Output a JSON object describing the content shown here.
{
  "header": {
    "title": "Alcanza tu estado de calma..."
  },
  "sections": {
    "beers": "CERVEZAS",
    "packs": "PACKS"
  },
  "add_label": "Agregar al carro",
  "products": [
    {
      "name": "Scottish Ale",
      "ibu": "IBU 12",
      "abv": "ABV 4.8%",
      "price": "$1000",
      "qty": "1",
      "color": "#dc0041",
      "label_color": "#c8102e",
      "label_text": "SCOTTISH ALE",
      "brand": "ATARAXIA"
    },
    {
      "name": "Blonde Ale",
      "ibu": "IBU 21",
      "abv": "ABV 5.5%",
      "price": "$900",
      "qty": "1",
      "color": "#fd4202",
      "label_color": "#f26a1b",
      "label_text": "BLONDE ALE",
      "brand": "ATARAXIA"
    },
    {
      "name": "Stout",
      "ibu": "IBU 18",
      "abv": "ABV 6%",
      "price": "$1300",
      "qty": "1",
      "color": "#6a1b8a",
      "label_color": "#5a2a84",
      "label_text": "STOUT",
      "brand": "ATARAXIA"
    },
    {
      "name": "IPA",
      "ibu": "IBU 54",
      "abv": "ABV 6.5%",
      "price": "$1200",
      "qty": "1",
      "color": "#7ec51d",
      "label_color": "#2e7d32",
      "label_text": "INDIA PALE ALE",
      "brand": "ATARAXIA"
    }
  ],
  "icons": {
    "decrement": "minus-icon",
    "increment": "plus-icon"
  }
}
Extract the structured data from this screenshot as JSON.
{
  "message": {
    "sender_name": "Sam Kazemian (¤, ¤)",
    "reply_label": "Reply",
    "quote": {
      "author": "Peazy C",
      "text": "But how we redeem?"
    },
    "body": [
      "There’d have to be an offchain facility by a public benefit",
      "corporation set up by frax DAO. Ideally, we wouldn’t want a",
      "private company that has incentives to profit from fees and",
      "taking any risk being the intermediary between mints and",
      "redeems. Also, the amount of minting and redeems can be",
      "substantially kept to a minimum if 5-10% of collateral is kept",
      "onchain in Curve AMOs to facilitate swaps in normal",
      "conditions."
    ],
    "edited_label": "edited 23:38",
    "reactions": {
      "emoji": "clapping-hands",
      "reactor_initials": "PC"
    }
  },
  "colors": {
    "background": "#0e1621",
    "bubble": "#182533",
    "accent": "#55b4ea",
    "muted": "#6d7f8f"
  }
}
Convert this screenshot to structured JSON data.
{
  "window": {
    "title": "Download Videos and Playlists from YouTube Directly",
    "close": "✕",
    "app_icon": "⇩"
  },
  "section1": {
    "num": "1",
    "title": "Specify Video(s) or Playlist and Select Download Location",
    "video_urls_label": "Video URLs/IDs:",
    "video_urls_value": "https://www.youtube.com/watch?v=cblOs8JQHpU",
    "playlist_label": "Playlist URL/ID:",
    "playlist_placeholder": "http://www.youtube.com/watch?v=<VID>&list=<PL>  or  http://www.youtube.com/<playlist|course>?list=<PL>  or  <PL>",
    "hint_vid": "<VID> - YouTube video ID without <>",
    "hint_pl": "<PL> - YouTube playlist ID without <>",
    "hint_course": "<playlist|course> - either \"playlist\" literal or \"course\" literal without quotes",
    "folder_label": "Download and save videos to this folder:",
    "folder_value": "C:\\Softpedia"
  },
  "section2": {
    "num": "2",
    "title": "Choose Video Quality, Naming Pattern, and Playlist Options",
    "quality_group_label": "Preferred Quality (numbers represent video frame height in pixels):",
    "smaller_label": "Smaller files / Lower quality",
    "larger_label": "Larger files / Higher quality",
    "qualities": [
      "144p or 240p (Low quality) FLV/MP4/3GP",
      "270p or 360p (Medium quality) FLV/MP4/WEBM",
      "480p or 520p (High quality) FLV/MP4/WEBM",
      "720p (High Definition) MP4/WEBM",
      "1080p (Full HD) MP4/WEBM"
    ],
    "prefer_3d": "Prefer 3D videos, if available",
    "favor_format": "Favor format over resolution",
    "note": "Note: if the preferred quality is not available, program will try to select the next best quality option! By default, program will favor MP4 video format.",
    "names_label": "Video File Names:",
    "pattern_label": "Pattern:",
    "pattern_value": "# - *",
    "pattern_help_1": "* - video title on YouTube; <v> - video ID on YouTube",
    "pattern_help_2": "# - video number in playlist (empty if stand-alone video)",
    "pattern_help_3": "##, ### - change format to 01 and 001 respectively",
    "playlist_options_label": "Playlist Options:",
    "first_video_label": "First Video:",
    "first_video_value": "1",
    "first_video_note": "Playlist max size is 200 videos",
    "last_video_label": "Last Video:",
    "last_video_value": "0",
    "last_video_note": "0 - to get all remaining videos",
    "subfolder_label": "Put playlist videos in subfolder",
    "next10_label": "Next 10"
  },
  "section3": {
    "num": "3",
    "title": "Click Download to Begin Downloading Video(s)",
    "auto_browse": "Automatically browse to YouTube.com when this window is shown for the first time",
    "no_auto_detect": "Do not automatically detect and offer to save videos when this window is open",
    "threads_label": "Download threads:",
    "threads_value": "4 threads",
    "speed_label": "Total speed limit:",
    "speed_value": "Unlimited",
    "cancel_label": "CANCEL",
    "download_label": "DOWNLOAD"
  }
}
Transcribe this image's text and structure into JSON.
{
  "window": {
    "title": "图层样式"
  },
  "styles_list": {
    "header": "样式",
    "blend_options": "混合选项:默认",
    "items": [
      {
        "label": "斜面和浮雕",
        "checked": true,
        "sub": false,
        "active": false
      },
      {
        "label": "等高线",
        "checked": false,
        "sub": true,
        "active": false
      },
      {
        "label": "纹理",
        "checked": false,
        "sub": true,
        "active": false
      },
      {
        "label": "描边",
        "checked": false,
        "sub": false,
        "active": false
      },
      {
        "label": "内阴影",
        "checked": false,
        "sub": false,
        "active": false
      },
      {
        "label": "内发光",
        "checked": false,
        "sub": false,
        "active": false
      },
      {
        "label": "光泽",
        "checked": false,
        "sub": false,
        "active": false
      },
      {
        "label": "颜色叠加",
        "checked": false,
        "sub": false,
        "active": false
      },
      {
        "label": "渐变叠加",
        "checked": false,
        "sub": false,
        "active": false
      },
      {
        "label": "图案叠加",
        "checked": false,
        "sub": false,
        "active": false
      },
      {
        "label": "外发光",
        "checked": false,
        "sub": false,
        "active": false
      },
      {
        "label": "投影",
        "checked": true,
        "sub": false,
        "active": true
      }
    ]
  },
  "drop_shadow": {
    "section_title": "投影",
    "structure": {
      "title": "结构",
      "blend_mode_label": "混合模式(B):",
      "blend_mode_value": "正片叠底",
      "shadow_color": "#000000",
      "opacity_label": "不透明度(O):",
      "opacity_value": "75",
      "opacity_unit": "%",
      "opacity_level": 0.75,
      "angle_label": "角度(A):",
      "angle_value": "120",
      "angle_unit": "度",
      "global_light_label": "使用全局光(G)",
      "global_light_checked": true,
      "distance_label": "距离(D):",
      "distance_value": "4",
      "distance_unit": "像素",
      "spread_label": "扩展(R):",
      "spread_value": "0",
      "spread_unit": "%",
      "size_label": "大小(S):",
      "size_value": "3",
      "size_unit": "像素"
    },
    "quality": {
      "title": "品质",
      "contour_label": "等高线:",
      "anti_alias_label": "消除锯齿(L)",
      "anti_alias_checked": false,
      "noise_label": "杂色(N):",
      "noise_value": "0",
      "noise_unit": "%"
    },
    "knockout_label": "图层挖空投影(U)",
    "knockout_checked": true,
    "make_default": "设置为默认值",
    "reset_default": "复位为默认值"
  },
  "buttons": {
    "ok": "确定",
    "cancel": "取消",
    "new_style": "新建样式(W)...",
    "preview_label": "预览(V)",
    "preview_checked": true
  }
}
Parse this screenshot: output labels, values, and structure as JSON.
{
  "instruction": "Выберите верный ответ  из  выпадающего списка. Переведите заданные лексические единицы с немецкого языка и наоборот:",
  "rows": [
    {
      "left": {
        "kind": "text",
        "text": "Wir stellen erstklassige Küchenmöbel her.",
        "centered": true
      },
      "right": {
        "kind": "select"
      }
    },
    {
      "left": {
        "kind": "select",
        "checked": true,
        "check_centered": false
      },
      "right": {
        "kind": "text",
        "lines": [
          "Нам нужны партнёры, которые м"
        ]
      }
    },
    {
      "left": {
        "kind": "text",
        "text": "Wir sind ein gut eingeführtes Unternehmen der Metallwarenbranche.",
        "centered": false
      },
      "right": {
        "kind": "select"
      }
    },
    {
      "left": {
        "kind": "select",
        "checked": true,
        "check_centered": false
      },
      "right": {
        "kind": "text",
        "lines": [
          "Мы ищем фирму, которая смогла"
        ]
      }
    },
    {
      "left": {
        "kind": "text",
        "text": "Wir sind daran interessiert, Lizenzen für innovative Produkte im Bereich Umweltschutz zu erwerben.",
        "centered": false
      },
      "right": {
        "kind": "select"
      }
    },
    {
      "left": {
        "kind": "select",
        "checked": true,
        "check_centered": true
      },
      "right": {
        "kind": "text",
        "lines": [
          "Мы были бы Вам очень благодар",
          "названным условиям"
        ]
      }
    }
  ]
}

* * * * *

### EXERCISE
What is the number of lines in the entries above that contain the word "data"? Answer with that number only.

### ANSWER
2